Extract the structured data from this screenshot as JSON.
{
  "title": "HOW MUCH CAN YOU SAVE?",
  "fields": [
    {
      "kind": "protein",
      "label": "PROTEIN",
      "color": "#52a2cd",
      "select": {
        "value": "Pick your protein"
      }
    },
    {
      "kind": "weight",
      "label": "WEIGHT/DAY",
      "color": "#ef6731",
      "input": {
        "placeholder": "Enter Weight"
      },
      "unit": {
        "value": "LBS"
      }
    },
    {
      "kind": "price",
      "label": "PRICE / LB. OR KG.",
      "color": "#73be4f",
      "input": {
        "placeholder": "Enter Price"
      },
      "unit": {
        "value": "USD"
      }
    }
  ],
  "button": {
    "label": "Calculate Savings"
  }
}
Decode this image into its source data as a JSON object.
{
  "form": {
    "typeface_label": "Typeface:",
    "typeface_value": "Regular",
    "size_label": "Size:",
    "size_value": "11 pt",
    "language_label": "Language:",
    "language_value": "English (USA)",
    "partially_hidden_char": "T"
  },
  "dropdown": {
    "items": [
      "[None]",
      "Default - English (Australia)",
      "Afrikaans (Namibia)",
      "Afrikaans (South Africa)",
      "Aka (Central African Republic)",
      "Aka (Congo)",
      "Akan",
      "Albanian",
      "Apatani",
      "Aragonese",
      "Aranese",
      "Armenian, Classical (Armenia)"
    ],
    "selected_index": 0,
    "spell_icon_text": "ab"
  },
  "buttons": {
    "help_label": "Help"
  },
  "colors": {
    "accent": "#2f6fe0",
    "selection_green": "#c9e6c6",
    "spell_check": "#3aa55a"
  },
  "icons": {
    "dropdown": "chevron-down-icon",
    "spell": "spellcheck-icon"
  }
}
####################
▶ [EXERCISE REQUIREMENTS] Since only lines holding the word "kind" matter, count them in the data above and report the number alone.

▶ [YOUR RESPONSE] 3